Tag Archives: francis irving

MPs’ CVs now available in the Democracy Club App

democracy_club screenshot

The developers group Democracy Club have created an app which collects the CVs of candidates standing in the general election.

Democracy Club CVs is intended to help constituents get access to information on their candidates’ experience and background.

Users can also use the site to ask candidates for their CVs by sending an email or tweeting them. Continue reading

From CMS to DMS

There’s a persuasive argument being made by Francis Irving and Rufus Pollock in a joint blog post about the growth of data management systems – the ‘DMS’ to content management systems’ ‘CMS’:

“Just as then we wrote HTML in text files by hand and uploaded it by FTP, now we analyse data on our laptops using Excel, and share it with friends by emailing CSV files.

“But it reaches the point where using the filesystem and Outlook as your DMS stretches to breaking point. You’ll need a proper one.

“Nobody really knows what a proper one will look like yet. We’re all working on it.”

Their post lists what a DMS needs to do and the companies already trying to solve the ‘DMS problem’ from different directions: a list which includes Google Docs (“coming from the web spreadsheet direction”), the data social network BuzzData, visualisation tool Tableau, data marketplaces, operating systems, Scraperwiki, and PANDA (“making a DMS for newsrooms”)

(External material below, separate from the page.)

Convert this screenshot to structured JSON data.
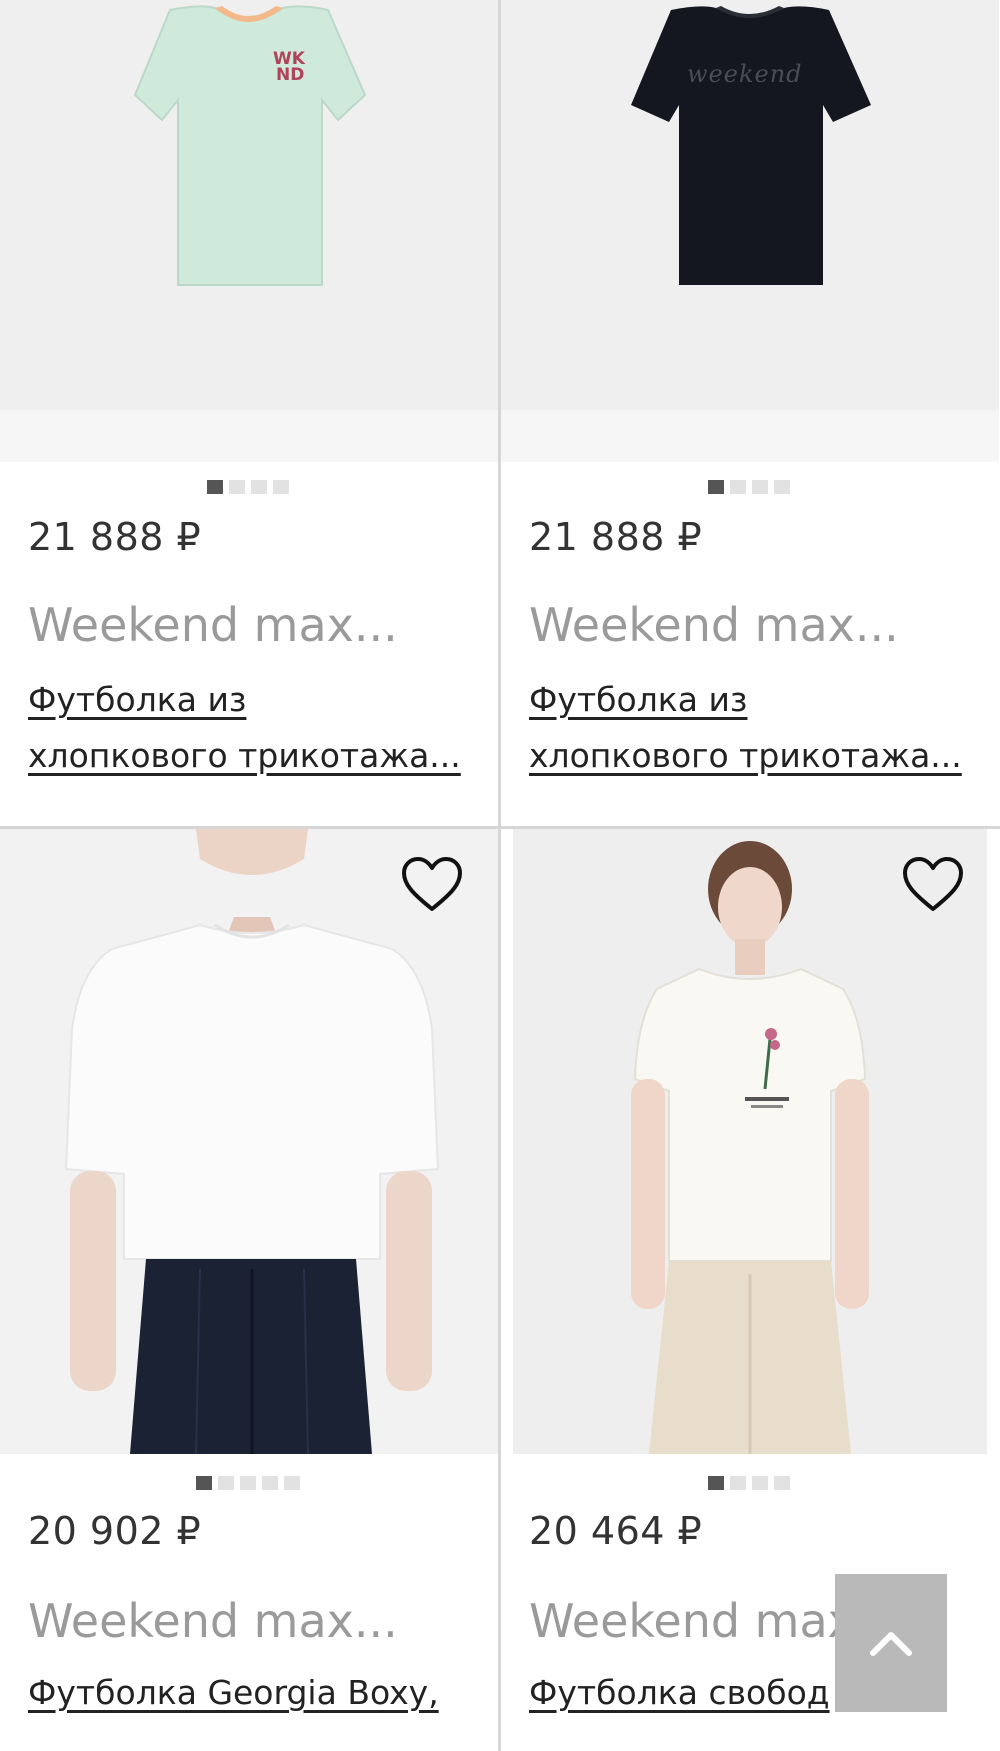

It’s a well-drawn picture from an angle which I haven’t seen before. Certainly, a number of news organisations are trying to reduce the friction of producing content for different platforms by ‘atomising’ it in data-driven production processes (where a piece of content might be assembled and presented differently depending on the platform it is accessed through, for example), and their internal systems can probably be added to the list above.

What do you think? Is this a problem that’s being addressed in your own organisation?

Open data meets FOI via some nifty automation

OpenlyLocal generated FOI request

Now this is an example of what’s possible with open data and some very clever thinking. Chris Taggart blogs about a new tool on his OpenlyLocal platform that allows you to send a Freedom of Information (FOI) request based on a particular item of spending. “This further lowers the barriers to armchair auditors wanting to understand where the money goes, and the request even includes all the usual ‘boilerplate’ to help avoid specious refusals.”

It takes around a minute to generate an FOI request.

The function is limited to items of spending above £10,000. Cleverly, it’s also all linked so you can see if an FOI request has already been generated and answered.

Although the tool sits on OpenlyLocalFrancis Irving at WhatDoTheyKnow gets enormous credit for making their side of the operation work with it.

Once again you have to ask why a media organisation isn’t creating these sorts of tools to help generate journalism beyond the walls of its newsroom.